- The term “General Theory of Evolution” was invented by Gerald A. Kerkut, and only shows up in his work or references to his work. I cannot find another biologist using it.
- Kerkut was a zoologist. “Evolutionist” is a title invented by creationists to mock biologists, and is not used or recognized by any scientific body.
- Evolution works equally well with multiple original self-replicators. The existence of a single original replicator for all life is just an observation, not an important part of the theory.
- Kerkut actually defined two theories of evolution. The “Special Theory of Evolution” is an exact match for what I’ve described, while the “General Theory of Evolution” adds the need for a single source of all life. The latter is not evolution, as I’ve pointed out, yet CreationWiki declares it to be the commonly accepted definition of evolution.
- Particles do not increase in complexity, save for an extremely rare collision with a cosmic ray or within a particle accelerator. Molecules can easily form long complex chains, however, which is probably what they meant.
- Evolution is not necessary to create the building blocks of life. Amino acids form naturally via random interactions and deterministic processes, and have been found all through our solar system.
- Evolution does not necessarily lead to more complex organisms. Parasites will actually simplify their genome, since they no longer have to worry about hunting for food or protection.
CreationWiki’s version of evolution is much easier to poke holes in than the real one. It relies on a lot more assumptions, most of which are badly flawed. Once those assumptions have been sliced to ribbons, evolution is declared the loser, which somehow make the god of your choice the winner.
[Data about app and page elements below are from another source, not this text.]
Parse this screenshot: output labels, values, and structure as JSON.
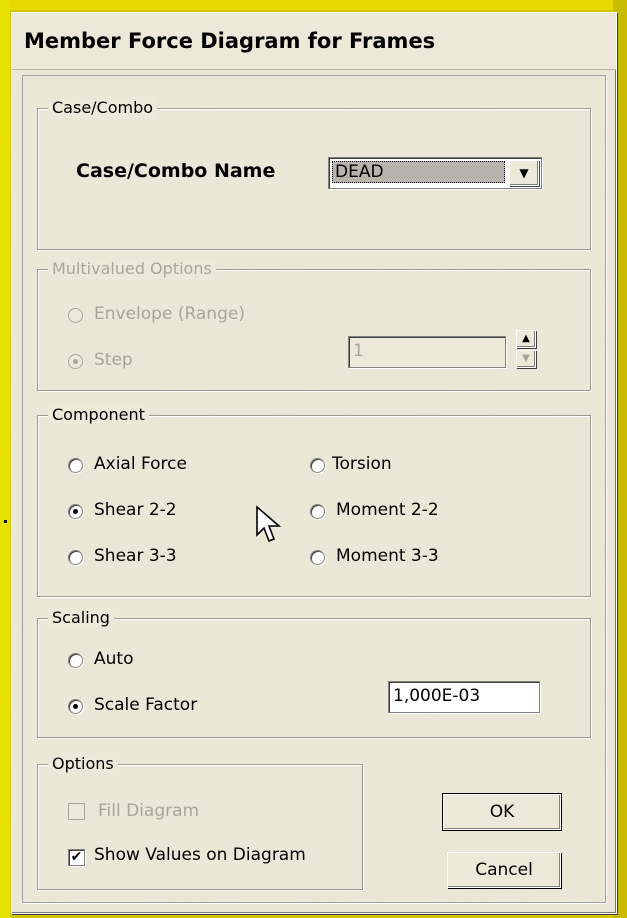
{
  "window": {
    "title": "Member Force Diagram for Frames"
  },
  "case_combo": {
    "group_label": "Case/Combo",
    "name_label": "Case/Combo Name",
    "selected_value": "DEAD"
  },
  "multivalued": {
    "group_label": "Multivalued Options",
    "envelope_label": "Envelope (Range)",
    "step_label": "Step",
    "step_value": "1",
    "selected": "Step",
    "enabled": false
  },
  "component": {
    "group_label": "Component",
    "options": [
      "Axial Force",
      "Torsion",
      "Shear 2-2",
      "Moment 2-2",
      "Shear 3-3",
      "Moment 3-3"
    ],
    "selected": "Shear 2-2"
  },
  "scaling": {
    "group_label": "Scaling",
    "auto_label": "Auto",
    "scale_factor_label": "Scale Factor",
    "scale_factor_value": "1,000E-03",
    "selected": "Scale Factor"
  },
  "options": {
    "group_label": "Options",
    "fill_diagram_label": "Fill Diagram",
    "fill_diagram_checked": false,
    "fill_diagram_enabled": false,
    "show_values_label": "Show Values on Diagram",
    "show_values_checked": true
  },
  "buttons": {
    "ok": "OK",
    "cancel": "Cancel"
  },
  "colors": {
    "frame_yellow": "#d4c600",
    "dialog_bg": "#ece9d8",
    "disabled_text": "#a8a69a"
  },
  "icons": {
    "checkmark": "✔",
    "arrow_down": "▼",
    "arrow_up": "▲"
  }
}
It all amounts to a dog-and-pony show. Evolution is a powerful force, which does not need a deity to tune the gears. It simply works, and works simply, which makes it a potent alternative to design-by-deity. Ockham’s Razor doesn’t need to be sharp to cut this proof to ribbons.
 A “law,” in scientific terms, is just a theory which can use measurements to predict the value of other measurements, via math. There’s otherwise no difference; laws are not absolutes, despite what the name implies.
 Some of our theories predict protons will eventually decay, and since they’re a fundamental building block of matter, they’ll take down the visible universe in the process. If it’s any comfort, no one has seen proton decay in the lab; it either takes a ridiculously long time to happen, or these theories should head for the dustbin.
 “Must” is the right word. You’ll shuffle a deck of cards into order about one time in every in 8.065817 • 1067 shuffles, which is a much smaller number than infinity. Given enough time, you’re guaranteed to wind up with an ordered deck through random shuffling. The same logic applies to the matter in the universe.
 Off the top of my head, I can point to “goose bumps” and skin colour; my disabled third eyelid, opposable thumbs, and even my sex organs. If I were a trained biologist and could include the non-visible, I could fill an entire chapter with examples like the vocal cord nerve, or my back.
 Farmer, Colleen, “Did lungs and the intracardiac shunt evolve to oxygenate the heart in vertebrates.” Paleobiology 23(3) 1997.
 “Origin of amino acids in the early solar system,” J. F. Kerridge, Advances in Space Research Volume 15, Issue 3, March 1995.
 For a specific example, see “Being Pathogenic, Plastic, and Sexual while Living with a Nearly Minimal Bacterial Genome,” by Pascal Sirand-Pugnet et al, PLoS Genetics, May 2007.